• **PROMPT**
Would you filter the listing below so that only lines with the word "contributions" remain?

• **DATA FOR PROCESSING**

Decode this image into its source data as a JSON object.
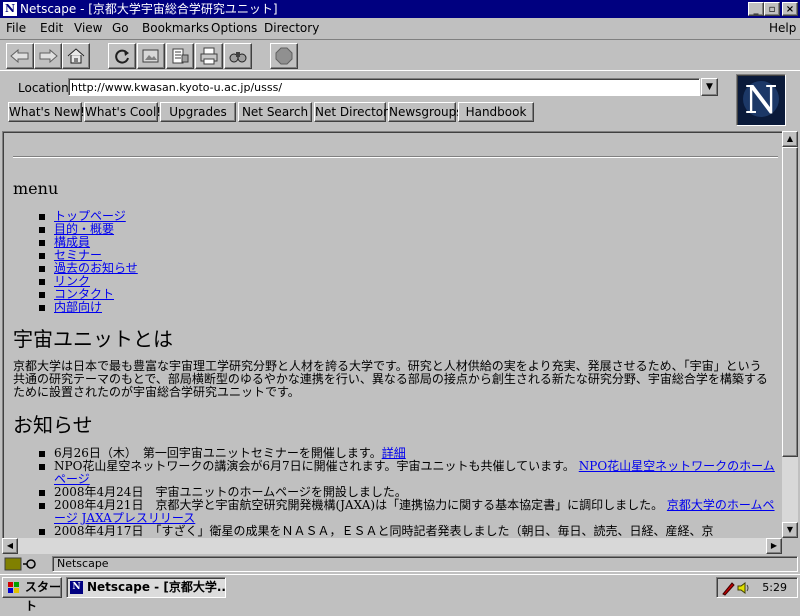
{
  "window": {
    "title": "Netscape - [京都大学宇宙総合学研究ユニット]",
    "app_icon": "N",
    "minimize": "_",
    "maximize": "▫",
    "close": "×"
  },
  "menubar": {
    "items": [
      {
        "label": "File",
        "key": "F"
      },
      {
        "label": "Edit",
        "key": "E"
      },
      {
        "label": "View",
        "key": "V"
      },
      {
        "label": "Go",
        "key": "G"
      },
      {
        "label": "Bookmarks",
        "key": "B"
      },
      {
        "label": "Options",
        "key": "O"
      },
      {
        "label": "Directory",
        "key": "D"
      }
    ],
    "help": "Help"
  },
  "toolbar": {
    "icons": [
      "back-icon",
      "forward-icon",
      "home-icon",
      "reload-icon",
      "images-icon",
      "open-icon",
      "print-icon",
      "find-icon",
      "stop-icon"
    ]
  },
  "location": {
    "label": "Location:",
    "url": "http://www.kwasan.kyoto-u.ac.jp/usss/"
  },
  "directory_buttons": [
    "What's New!",
    "What's Cool!",
    "Upgrades",
    "Net Search",
    "Net Directory",
    "Newsgroups",
    "Handbook"
  ],
  "logo": {
    "letter": "N"
  },
  "page": {
    "menu_heading": "menu",
    "menu_items": [
      "トップページ",
      "目的・概要",
      "構成員",
      "セミナー",
      "過去のお知らせ",
      "リンク",
      "コンタクト",
      "内部向け"
    ],
    "about_heading": "宇宙ユニットとは",
    "about_text": "京都大学は日本で最も豊富な宇宙理工学研究分野と人材を誇る大学です。研究と人材供給の実をより充実、発展させるため、「宇宙」という共通の研究テーマのもとで、部局横断型のゆるやかな連携を行い、異なる部局の接点から創生される新たな研究分野、宇宙総合学を構築するために設置されたのが宇宙総合学研究ユニットです。",
    "news_heading": "お知らせ",
    "news": [
      {
        "text": "6月26日（木）　第一回宇宙ユニットセミナーを開催します。",
        "links": [
          "詳細"
        ]
      },
      {
        "text": "NPO花山星空ネットワークの講演会が6月7日に開催されます。宇宙ユニットも共催しています。 ",
        "links": [
          "NPO花山星空ネットワークのホームページ"
        ]
      },
      {
        "text": "2008年4月24日　宇宙ユニットのホームページを開設しました。",
        "links": []
      },
      {
        "text": "2008年4月21日　京都大学と宇宙航空研究開発機構(JAXA)は「連携協力に関する基本協定書」に調印しました。 ",
        "links": [
          "京都大学のホームページ",
          "JAXAプレスリリース"
        ]
      },
      {
        "text": "2008年4月17日　「すざく」衛星の成果をＮＡＳＡ，ＥＳＡと同時記者発表しました（朝日、毎日、読売、日経、産経、京",
        "links": []
      }
    ]
  },
  "status": {
    "text": "Netscape"
  },
  "taskbar": {
    "start_label": "スタート",
    "task_label": "Netscape - [京都大学...",
    "clock": "5:29"
  }
}
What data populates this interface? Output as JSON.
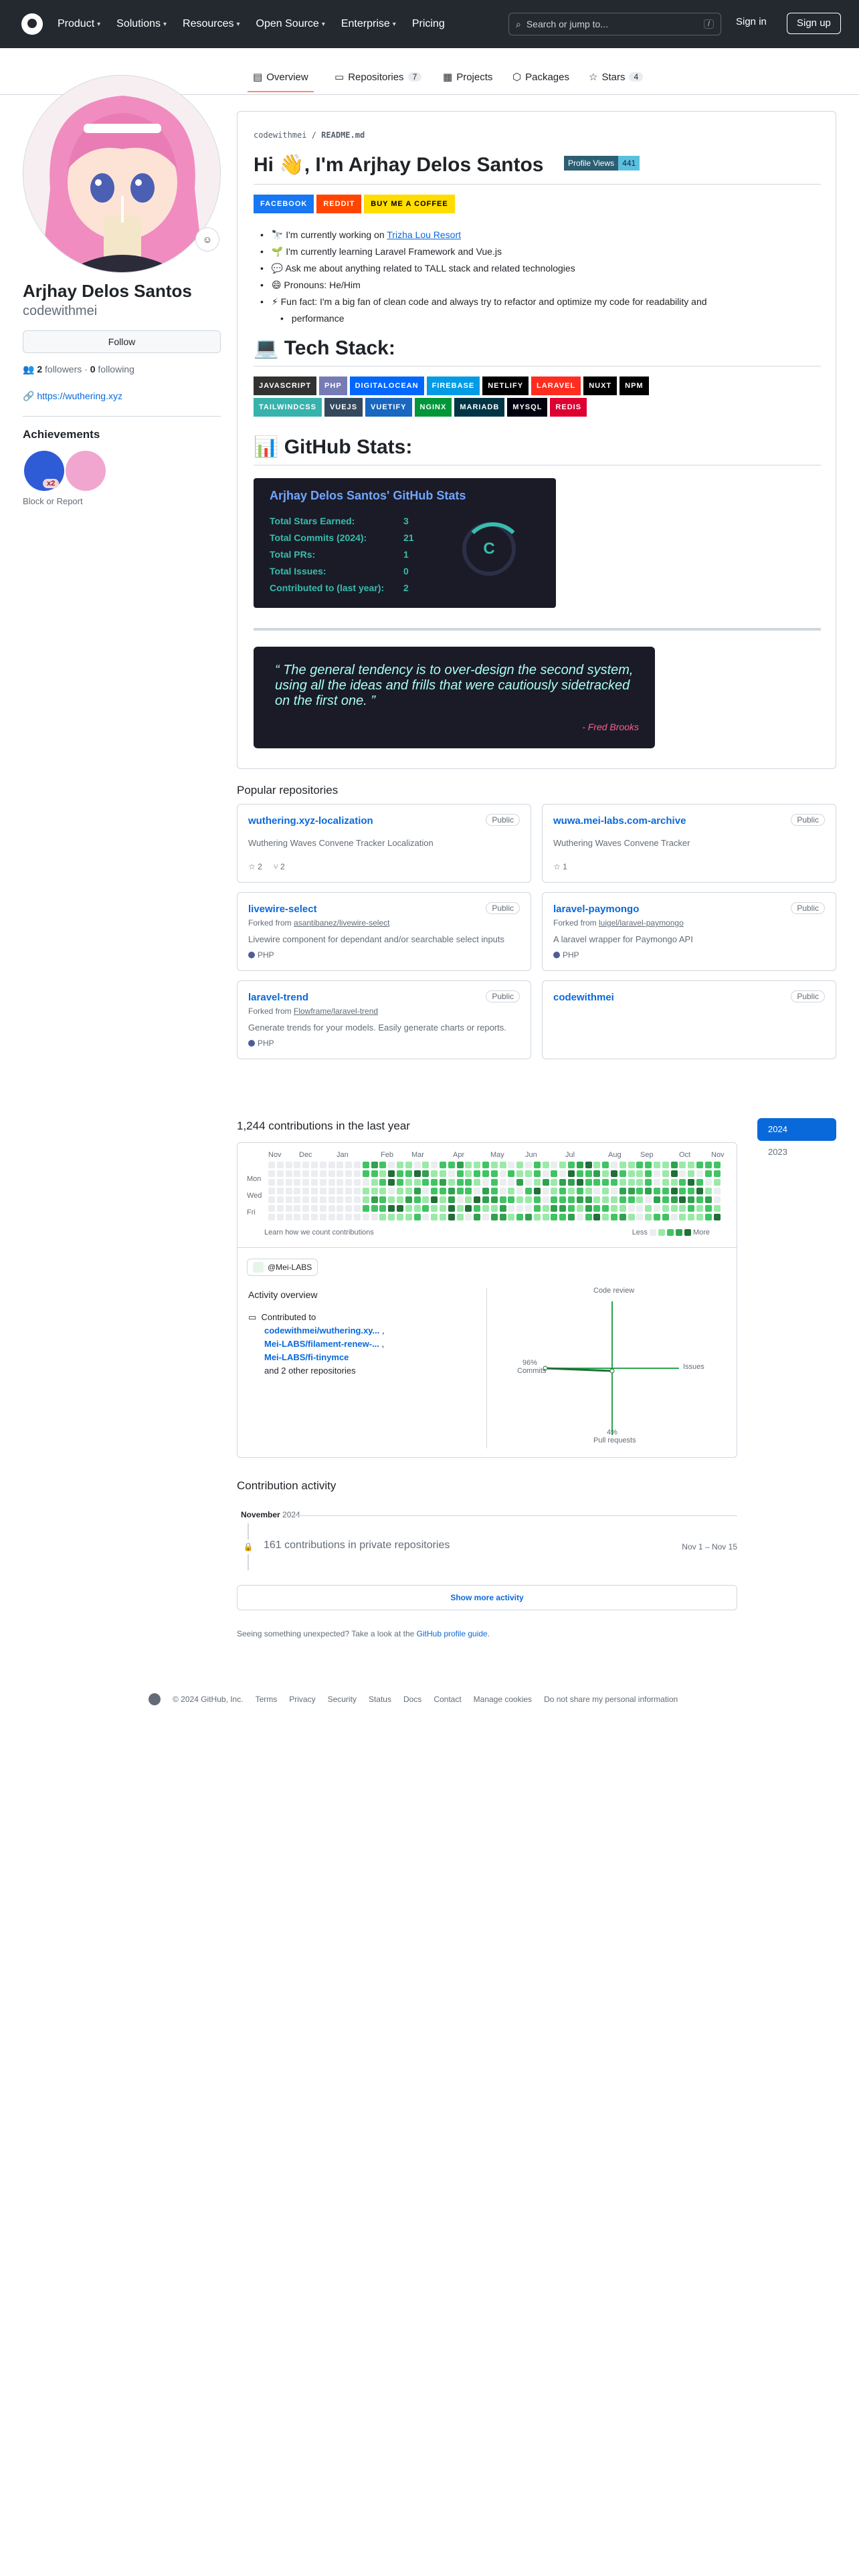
{
  "header": {
    "nav": [
      "Product",
      "Solutions",
      "Resources",
      "Open Source",
      "Enterprise",
      "Pricing"
    ],
    "search_placeholder": "Search or jump to...",
    "search_shortcut": "/",
    "sign_in": "Sign in",
    "sign_up": "Sign up"
  },
  "tabs": [
    {
      "label": "Overview",
      "count": ""
    },
    {
      "label": "Repositories",
      "count": "7"
    },
    {
      "label": "Projects",
      "count": ""
    },
    {
      "label": "Packages",
      "count": ""
    },
    {
      "label": "Stars",
      "count": "4"
    }
  ],
  "profile": {
    "name": "Arjhay Delos Santos",
    "login": "codewithmei",
    "follow": "Follow",
    "followers": "2",
    "followers_label": "followers",
    "following": "0",
    "following_label": "following",
    "website": "https://wuthering.xyz",
    "achievements_title": "Achievements",
    "badge_count": "x2",
    "block": "Block or Report"
  },
  "readme": {
    "path_user": "codewithmei",
    "path_file": "README.md",
    "title": "Hi 👋, I'm Arjhay Delos Santos",
    "views_label": "Profile Views",
    "views_count": "441",
    "social": [
      {
        "label": "FACEBOOK",
        "color": "#1877f2"
      },
      {
        "label": "REDDIT",
        "color": "#ff4500"
      },
      {
        "label": "BUY ME A COFFEE",
        "color": "#ffdd00"
      }
    ],
    "bullets": [
      {
        "pre": "🔭 I'm currently working on ",
        "link": "Trizha Lou Resort"
      },
      {
        "pre": "🌱 I'm currently learning Laravel Framework and Vue.js",
        "link": ""
      },
      {
        "pre": "💬 Ask me about anything related to TALL stack and related technologies",
        "link": ""
      },
      {
        "pre": "😄 Pronouns: He/Him",
        "link": ""
      },
      {
        "pre": "⚡ Fun fact: I'm a big fan of clean code and always try to refactor and optimize my code for readability and",
        "link": ""
      },
      {
        "pre": "performance",
        "link": ""
      }
    ],
    "tech_title": "💻 Tech Stack:",
    "tech_row1": [
      {
        "label": "JAVASCRIPT",
        "color": "#323330"
      },
      {
        "label": "PHP",
        "color": "#777bb4"
      },
      {
        "label": "DIGITALOCEAN",
        "color": "#0167ff"
      },
      {
        "label": "FIREBASE",
        "color": "#039be5"
      },
      {
        "label": "NETLIFY",
        "color": "#000000"
      },
      {
        "label": "LARAVEL",
        "color": "#ff2d20"
      },
      {
        "label": "NUXT",
        "color": "#000000"
      },
      {
        "label": "NPM",
        "color": "#000000"
      }
    ],
    "tech_row2": [
      {
        "label": "TAILWINDCSS",
        "color": "#38b2ac"
      },
      {
        "label": "VUEJS",
        "color": "#35495e"
      },
      {
        "label": "VUETIFY",
        "color": "#1867c0"
      },
      {
        "label": "NGINX",
        "color": "#009639"
      },
      {
        "label": "MARIADB",
        "color": "#003545"
      },
      {
        "label": "MYSQL",
        "color": "#00000f"
      },
      {
        "label": "REDIS",
        "color": "#dd0031"
      }
    ],
    "stats_title": "📊 GitHub Stats:",
    "stats": {
      "heading": "Arjhay Delos Santos' GitHub Stats",
      "rows": [
        {
          "label": "Total Stars Earned:",
          "value": "3"
        },
        {
          "label": "Total Commits (2024):",
          "value": "21"
        },
        {
          "label": "Total PRs:",
          "value": "1"
        },
        {
          "label": "Total Issues:",
          "value": "0"
        },
        {
          "label": "Contributed to (last year):",
          "value": "2"
        }
      ],
      "rank": "C"
    },
    "quote": "“ The general tendency is to over-design the second system, using all the ideas and frills that were cautiously sidetracked on the first one. ”",
    "quote_author": "- Fred Brooks"
  },
  "popular": {
    "title": "Popular repositories",
    "repos": [
      {
        "name": "wuthering.xyz-localization",
        "vis": "Public",
        "fork": "",
        "fork_src": "",
        "desc": "Wuthering Waves Convene Tracker Localization",
        "stars": "2",
        "forks": "2",
        "lang": ""
      },
      {
        "name": "wuwa.mei-labs.com-archive",
        "vis": "Public",
        "fork": "",
        "fork_src": "",
        "desc": "Wuthering Waves Convene Tracker",
        "stars": "1",
        "forks": "",
        "lang": ""
      },
      {
        "name": "livewire-select",
        "vis": "Public",
        "fork": "Forked from ",
        "fork_src": "asantibanez/livewire-select",
        "desc": "Livewire component for dependant and/or searchable select inputs",
        "stars": "",
        "forks": "",
        "lang": "PHP"
      },
      {
        "name": "laravel-paymongo",
        "vis": "Public",
        "fork": "Forked from ",
        "fork_src": "luigel/laravel-paymongo",
        "desc": "A laravel wrapper for Paymongo API",
        "stars": "",
        "forks": "",
        "lang": "PHP"
      },
      {
        "name": "laravel-trend",
        "vis": "Public",
        "fork": "Forked from ",
        "fork_src": "Flowframe/laravel-trend",
        "desc": "Generate trends for your models. Easily generate charts or reports.",
        "stars": "",
        "forks": "",
        "lang": "PHP"
      },
      {
        "name": "codewithmei",
        "vis": "Public",
        "fork": "",
        "fork_src": "",
        "desc": "",
        "stars": "",
        "forks": "",
        "lang": ""
      }
    ]
  },
  "contrib": {
    "title": "1,244 contributions in the last year",
    "months": [
      "Nov",
      "Dec",
      "Jan",
      "Feb",
      "Mar",
      "Apr",
      "May",
      "Jun",
      "Jul",
      "Aug",
      "Sep",
      "Oct",
      "Nov"
    ],
    "days": [
      "Mon",
      "Wed",
      "Fri"
    ],
    "learn": "Learn how we count contributions",
    "less": "Less",
    "more": "More",
    "years": [
      "2024",
      "2023"
    ],
    "org": "@Mei-LABS",
    "overview_title": "Activity overview",
    "contributed_to": "Contributed to",
    "repos": [
      "codewithmei/wuthering.xy...",
      "Mei-LABS/filament-renew-...",
      "Mei-LABS/fi-tinymce"
    ],
    "others": "and 2 other repositories",
    "radar": {
      "code_review": "Code review",
      "issues": "Issues",
      "pr_pct": "4%",
      "pr": "Pull requests",
      "commits_pct": "96%",
      "commits": "Commits"
    }
  },
  "activity": {
    "title": "Contribution activity",
    "month": "November",
    "year": "2024",
    "item": "161 contributions in private repositories",
    "range": "Nov 1 – Nov 15",
    "more": "Show more activity",
    "hint": "Seeing something unexpected? Take a look at the ",
    "hint_link": "GitHub profile guide",
    "hint_end": "."
  },
  "footer": {
    "copyright": "© 2024 GitHub, Inc.",
    "links": [
      "Terms",
      "Privacy",
      "Security",
      "Status",
      "Docs",
      "Contact",
      "Manage cookies",
      "Do not share my personal information"
    ]
  }
}
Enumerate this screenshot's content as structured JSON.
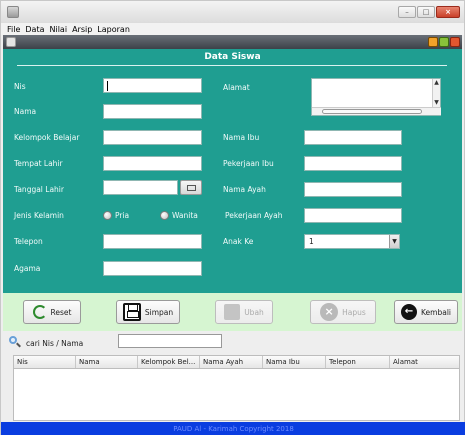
{
  "menu": [
    "File",
    "Data",
    "Nilai",
    "Arsip",
    "Laporan"
  ],
  "form": {
    "title": "Data Siswa",
    "left_labels": [
      "Nis",
      "Nama",
      "Kelompok Belajar",
      "Tempat Lahir",
      "Tanggal Lahir",
      "Jenis Kelamin",
      "Telepon",
      "Agama"
    ],
    "right_labels": [
      "Alamat",
      "Nama Ibu",
      "Pekerjaan Ibu",
      "Nama Ayah",
      "Pekerjaan Ayah",
      "Anak Ke"
    ],
    "gender_options": [
      "Pria",
      "Wanita"
    ],
    "anak_ke_value": "1"
  },
  "buttons": {
    "reset": "Reset",
    "simpan": "Simpan",
    "ubah": "Ubah",
    "hapus": "Hapus",
    "kembali": "Kembali"
  },
  "search": {
    "label": "cari Nis / Nama",
    "value": ""
  },
  "table": {
    "columns": [
      "Nis",
      "Nama",
      "Kelompok Bel...",
      "Nama Ayah",
      "Nama Ibu",
      "Telepon",
      "Alamat"
    ]
  },
  "footer": "PAUD Al - Karimah Copyright 2018",
  "colors": {
    "panel": "#1f9e91",
    "button_bar": "#d6f5d1",
    "footer": "#0a3de0"
  }
}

• **SOLUTION**
    "title": "1,244 contributions in the last year",
    "learn": "Learn how we count contributions",
    "item": "161 contributions in private repositories",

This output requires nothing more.